When law school student Pete Davis gave a commencement speech at Harvard Law School’s graduation ceremony in 2018, he never expected the video to go viral. Now, three years later, his talk has more than 30 million views.
What was so resonant about the Falls Church native’s speech? In it, Davis explained that young people are now taught to keep their options open when it comes to life decisions. Instead, Davis argued that it’s commitment to places, people, and things that truly bring people joy.
He expounds upon that idea in his new book, “Dedicated: The Case for Commitment in an Age of Infinite Browsing.” Davis—who wrote most of the book during the pandemic—explains that he’s always been fascinated by the concept of commitment because the close-knit town he grew up in was very civically engaged. His Falls Church neighbors prioritized being a part of their community: “When I looked around in my town at all the institutions, behind every beloved institution that made my childhood joyful, was a dedicated person,” he says.
Good things, Davis realized, don’t just appear from thin air. It takes serious commitment, time, and energy to, for example, report on every little league game in the weekly newspaper, or make sure the farmers’ market runs smoothly.
Davis terms these kinds of people—who commit to a particular cause and follow through—“long-haul heroes.” What troubles Davis says is that we are in an age when people are constantly moving between places, jobs, and relationships. This is a state of what he calls “infinite browsing mode.”
Although many people hop around in the hopes that they’ll find their perfect path, Davis thinks way of living is actually more akin to endlessly scrolling through movie choices on Netflix, and never being fully satisfied with the end result: “The book shows you that there is a freedom and purpose from finding your calling and committing to it.”
To that end, Davis interviewed 50 “long-haul heroes” across the country. They include a Bolivian dancer based in Virginia; a Boston restaurateur; a touring harmonica player; and a Georgia teacher. There’s Native American radio host Peggy Berryhill from California, and Pierce Freelon, a musician in Durham, North Carolina.
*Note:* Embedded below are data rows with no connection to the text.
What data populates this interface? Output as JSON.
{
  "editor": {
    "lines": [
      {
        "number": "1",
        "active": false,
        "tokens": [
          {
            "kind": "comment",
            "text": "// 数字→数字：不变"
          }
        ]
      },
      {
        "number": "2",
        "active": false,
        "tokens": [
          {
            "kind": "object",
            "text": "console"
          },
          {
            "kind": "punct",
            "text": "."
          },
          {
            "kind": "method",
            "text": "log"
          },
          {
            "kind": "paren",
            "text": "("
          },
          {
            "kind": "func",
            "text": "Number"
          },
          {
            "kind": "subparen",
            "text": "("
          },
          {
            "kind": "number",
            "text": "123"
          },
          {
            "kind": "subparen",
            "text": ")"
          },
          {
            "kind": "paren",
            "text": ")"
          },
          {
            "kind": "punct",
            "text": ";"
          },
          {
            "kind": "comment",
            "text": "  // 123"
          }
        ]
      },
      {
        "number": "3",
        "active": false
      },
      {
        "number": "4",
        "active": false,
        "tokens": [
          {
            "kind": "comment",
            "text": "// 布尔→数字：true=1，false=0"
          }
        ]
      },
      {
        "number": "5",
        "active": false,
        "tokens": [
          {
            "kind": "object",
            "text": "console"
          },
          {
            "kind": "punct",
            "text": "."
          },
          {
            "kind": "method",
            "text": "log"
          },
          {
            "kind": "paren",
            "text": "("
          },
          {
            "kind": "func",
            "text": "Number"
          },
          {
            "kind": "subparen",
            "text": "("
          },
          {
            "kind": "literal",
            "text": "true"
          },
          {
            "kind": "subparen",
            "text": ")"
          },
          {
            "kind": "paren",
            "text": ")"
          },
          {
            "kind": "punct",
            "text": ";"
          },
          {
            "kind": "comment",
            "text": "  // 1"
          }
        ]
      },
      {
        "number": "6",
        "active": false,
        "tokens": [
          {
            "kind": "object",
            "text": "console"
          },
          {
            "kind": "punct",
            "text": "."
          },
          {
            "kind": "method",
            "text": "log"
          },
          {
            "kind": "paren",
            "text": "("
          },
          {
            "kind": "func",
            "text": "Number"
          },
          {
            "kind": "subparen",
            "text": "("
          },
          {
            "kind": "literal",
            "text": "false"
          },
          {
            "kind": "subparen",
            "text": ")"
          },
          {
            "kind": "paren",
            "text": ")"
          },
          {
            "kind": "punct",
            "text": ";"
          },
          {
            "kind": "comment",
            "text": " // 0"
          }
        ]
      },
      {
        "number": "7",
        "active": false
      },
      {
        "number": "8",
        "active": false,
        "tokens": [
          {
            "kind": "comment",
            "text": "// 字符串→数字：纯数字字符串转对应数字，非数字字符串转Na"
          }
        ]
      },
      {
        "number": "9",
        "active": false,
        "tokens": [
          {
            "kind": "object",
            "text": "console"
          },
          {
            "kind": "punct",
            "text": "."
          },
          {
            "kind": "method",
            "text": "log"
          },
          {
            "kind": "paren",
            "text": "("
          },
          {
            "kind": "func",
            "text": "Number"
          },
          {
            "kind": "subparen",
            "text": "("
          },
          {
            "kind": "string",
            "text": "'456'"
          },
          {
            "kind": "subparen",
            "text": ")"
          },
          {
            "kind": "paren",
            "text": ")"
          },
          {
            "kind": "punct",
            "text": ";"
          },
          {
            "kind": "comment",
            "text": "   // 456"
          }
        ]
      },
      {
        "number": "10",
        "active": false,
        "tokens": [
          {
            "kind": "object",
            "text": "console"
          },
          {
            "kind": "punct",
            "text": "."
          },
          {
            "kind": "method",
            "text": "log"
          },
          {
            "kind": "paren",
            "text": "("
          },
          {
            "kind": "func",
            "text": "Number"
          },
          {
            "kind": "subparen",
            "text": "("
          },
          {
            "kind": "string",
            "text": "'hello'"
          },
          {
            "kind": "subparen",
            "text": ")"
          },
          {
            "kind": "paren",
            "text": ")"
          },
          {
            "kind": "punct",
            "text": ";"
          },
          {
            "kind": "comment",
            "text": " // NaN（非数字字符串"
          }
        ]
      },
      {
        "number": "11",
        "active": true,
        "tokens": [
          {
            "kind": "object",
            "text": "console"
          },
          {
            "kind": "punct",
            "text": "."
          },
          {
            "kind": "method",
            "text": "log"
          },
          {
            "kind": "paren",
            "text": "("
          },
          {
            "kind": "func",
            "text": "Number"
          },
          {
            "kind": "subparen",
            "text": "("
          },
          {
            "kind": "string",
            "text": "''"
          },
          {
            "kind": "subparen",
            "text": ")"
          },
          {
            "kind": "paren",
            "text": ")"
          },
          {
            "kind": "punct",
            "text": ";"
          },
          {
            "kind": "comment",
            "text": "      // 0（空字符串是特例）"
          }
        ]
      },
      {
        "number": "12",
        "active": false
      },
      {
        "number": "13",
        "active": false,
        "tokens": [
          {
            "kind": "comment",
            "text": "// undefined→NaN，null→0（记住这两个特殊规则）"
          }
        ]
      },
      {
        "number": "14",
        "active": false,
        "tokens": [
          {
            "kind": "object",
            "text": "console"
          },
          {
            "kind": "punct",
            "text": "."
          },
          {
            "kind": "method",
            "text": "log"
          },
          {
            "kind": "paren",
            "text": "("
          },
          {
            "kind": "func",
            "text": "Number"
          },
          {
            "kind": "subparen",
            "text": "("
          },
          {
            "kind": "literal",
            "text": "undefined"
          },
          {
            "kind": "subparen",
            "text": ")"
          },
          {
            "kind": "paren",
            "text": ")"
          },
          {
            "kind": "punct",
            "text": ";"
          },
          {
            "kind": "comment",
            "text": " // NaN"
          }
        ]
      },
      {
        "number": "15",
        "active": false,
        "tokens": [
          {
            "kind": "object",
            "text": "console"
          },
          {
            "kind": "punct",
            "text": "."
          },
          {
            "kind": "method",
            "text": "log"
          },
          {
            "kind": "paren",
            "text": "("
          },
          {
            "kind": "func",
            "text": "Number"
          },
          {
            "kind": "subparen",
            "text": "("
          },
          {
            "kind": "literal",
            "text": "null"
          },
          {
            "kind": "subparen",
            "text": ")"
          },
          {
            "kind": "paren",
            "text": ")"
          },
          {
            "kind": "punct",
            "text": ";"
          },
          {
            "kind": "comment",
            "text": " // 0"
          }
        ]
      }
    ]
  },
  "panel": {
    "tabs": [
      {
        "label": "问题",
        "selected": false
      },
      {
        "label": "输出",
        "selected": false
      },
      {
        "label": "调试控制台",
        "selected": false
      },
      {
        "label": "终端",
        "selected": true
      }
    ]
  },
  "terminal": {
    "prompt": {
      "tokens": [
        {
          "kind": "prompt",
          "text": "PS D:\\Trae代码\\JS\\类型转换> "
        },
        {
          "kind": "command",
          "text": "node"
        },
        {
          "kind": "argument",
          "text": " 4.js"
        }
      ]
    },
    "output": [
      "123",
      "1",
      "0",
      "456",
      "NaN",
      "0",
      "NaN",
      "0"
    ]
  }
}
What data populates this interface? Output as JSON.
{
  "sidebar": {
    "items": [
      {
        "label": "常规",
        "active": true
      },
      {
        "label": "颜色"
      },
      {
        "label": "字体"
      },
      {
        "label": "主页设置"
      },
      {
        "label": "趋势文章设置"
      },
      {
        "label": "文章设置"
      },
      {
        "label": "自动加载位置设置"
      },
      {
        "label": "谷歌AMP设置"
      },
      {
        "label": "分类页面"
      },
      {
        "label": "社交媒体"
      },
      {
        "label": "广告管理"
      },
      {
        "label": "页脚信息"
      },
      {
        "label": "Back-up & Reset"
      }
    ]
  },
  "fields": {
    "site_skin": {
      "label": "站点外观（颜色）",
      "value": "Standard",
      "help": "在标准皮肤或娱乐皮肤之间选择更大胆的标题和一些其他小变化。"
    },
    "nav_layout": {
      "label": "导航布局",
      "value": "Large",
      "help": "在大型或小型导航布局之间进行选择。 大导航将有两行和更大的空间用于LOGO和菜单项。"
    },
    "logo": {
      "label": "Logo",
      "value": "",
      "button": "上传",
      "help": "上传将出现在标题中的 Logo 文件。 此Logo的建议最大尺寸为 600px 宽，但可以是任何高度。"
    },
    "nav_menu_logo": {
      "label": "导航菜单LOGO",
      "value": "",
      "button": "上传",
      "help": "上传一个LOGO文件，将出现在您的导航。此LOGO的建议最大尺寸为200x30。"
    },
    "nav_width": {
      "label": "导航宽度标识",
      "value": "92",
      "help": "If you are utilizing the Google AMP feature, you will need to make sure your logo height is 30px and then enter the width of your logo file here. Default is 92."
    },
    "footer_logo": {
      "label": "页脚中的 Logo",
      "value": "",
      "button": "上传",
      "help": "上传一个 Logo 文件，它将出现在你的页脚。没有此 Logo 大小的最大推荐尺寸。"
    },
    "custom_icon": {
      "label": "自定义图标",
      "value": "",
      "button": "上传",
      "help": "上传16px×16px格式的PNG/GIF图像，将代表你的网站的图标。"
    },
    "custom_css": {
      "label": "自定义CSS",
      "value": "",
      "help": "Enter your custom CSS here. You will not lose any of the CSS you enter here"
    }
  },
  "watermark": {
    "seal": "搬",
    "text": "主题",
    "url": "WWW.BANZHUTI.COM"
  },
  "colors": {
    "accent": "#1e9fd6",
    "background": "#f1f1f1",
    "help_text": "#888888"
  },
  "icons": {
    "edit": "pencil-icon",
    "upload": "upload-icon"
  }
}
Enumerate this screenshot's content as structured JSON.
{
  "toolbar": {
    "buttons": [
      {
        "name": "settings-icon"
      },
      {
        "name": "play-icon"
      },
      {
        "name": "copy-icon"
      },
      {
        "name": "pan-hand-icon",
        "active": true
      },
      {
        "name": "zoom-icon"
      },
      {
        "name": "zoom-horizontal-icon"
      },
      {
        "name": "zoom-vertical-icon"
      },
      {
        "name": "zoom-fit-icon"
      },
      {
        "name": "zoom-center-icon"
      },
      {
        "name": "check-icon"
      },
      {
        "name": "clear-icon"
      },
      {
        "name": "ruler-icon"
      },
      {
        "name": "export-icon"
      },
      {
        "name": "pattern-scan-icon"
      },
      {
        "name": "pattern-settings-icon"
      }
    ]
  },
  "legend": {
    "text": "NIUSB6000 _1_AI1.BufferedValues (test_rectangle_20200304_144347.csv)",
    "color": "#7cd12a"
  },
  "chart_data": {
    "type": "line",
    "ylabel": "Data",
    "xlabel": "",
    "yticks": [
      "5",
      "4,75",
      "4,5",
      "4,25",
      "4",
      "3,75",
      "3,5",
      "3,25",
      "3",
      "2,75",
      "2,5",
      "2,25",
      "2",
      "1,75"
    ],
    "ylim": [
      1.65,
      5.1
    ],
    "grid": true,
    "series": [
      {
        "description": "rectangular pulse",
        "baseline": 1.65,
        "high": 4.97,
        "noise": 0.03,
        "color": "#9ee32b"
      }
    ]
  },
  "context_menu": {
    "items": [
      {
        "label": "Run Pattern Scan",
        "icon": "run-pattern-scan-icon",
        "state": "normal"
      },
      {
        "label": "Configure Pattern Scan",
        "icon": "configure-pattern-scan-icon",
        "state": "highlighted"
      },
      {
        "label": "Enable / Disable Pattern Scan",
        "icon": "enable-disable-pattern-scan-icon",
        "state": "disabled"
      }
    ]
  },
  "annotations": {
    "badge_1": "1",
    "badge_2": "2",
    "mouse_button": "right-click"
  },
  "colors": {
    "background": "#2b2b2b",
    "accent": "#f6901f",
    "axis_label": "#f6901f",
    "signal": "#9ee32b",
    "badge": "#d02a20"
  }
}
“My favorite part of this experience is when it has resonated with someone and they reach out and talk about what it means to them,” says Davis, who still lives in Falls Church. And he realizes that his timing was spot-on. “People are pining for purpose after the pandemic—and there is never a better time to plant the seed.”